Nick Moore, managing director of Conran Shop, wants to cheer up the British public.
The upmarket furniture retailer has decided to steer clear of drab colours that Moore says usually dominate the furniture landscape in times of economic hardship and has instead opted for the bold and the bright.
“Some say that in a recession people buy browns and creams,” explains Moore. “But everybody is fed up with doom and gloom so we thought we’d brighten things up and put a smile on people’s faces.”
As a consequence, Conran Shop’s spring range is much brighter, matching the sunny disposition of Moore who believes the chain is benefiting from people staying in and “building their nest a bit more”.
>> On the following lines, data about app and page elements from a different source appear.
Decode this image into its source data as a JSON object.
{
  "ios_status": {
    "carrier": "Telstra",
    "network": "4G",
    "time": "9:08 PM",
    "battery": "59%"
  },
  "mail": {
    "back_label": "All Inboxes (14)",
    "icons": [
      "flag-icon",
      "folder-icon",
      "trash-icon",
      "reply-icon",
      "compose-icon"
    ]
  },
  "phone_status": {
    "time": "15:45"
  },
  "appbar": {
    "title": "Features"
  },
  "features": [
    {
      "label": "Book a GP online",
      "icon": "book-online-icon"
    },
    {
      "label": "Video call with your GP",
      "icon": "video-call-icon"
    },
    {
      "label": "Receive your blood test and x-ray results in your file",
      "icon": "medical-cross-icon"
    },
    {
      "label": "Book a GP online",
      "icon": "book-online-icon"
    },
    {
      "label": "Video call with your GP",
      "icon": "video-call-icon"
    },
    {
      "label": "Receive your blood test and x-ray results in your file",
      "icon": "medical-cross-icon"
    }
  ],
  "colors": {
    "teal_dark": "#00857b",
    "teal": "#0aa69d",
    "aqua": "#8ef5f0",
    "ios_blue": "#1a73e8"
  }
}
However, Moore says there has been a shift in the mindset of his customers. “People are still buying big-ticket items and they are prepared to spend large sums of money,” he insists. “But they are more interested in value now, so we’re seeing a trend towards pieces that are timeless – customers want things that will last.”
And that is Conran Shop’s heritage and forte. Design supremo Sir Terence Conran is chairman of the retailer and personally signs off every piece of furniture himself. The business prides itself, as Moore says, on classic products that are “well designed and have integrity. They know they will last for a long time, and people buy into that”.
The retailer’s latest in-store marketing campaign – Style to Stay – plays on this demand for good value. Moore says that while the number of lower price point ranges has not increased, the way they are communicated has been stepped up a gear.
One item from the lower price point end is a simple but elegant looking stool for£85. And customers can get their hands on a sofa for under£1,000. “It’s all about highlighting the value message and we have seen sales go up as a result,” says Moore.
Furniture orders for the year to date have rocketed 35 per cent since last April, with online furniture sales up 25 per cent and group furniture sales across all channels up 20 per cent.
However, as a furniture retailer, the store group is not immune to the effects of the credit crunch and plummeting consumer confidence. Since Moore joined in August last year 10 of the 40 head office staff have been made redundant and ad spend has been slashed by 40 per cent. For the year to March 31, 2008, the company reported losses before tax of£1.6m compared with the previous year’s loss of£1.2m.
Moore is determined to turn the situation around. He says that while this year’s losses are expected to be slightly worse than last year’s, the company will be turning in a profit in the year to March 2011.
Conran Shop is making cost savings in order to reach its target. For instance, it is now buying more from UK-based manufacturers because of the drop in sterling. The idea came from Sir Terence and Moore says it is proving profitable.
While the retailer’s global ambitions may have slowed in the recession, Moore insists they have not been abandoned. Conran Shop operates two stores in London, one each in Paris and New York and a further four franchise shops in Japan.
Although there are no immediate plans to open more UK shops, Moore wants the chain to be “the world’s leading high-end furniture store”. It wants to add up to 10 franchise stores to its global portfolio over the next five years, in countries in the Middle and Far East. Underpinning his strategy is his “absolutely obsessive customer approach”.
Moore has been in retail all his working life, starting with a shopfloor job at record shop Our Price. “I love music, so I thought what better place? I really got the retail vibe. I worked my way up, and became their youngest area manager at the age of 19,” he recalls.
From there he had a brief spell at Bhs, then joined Habitat in 1988 where he discovered his penchant for furniture. He has been selling homewares ever since, other than a five-year stint heading Orange’s retail business. With all his retail experience, Moore is well aware of the need to get close to the consumer and is investing in customer research as well as training staff in customer service.
Moore wants shoppers to have an experience at his stores. “We’re not just a furniture shop,” he asserts. “We want people to know that when they come in they’ll be made to feel a bit special, like Jo on the fabric department recognising you and remembering you are redecorating your front room. That’s how Conran sets itself apart.”
All sewn up
Interests: music, water skiing, football
August 2008-present: managing director, Conran Shop
2006-2008: managing director, Natuzzi
2000-2005: director of retail, Orange UK
1988-2000: variety of operations roles, latterly head of group retail concept, Habitat UK
1987-1988: commercial manager, Bhs
1981-1987: variety of store manager roles, latterly area manager, Our Price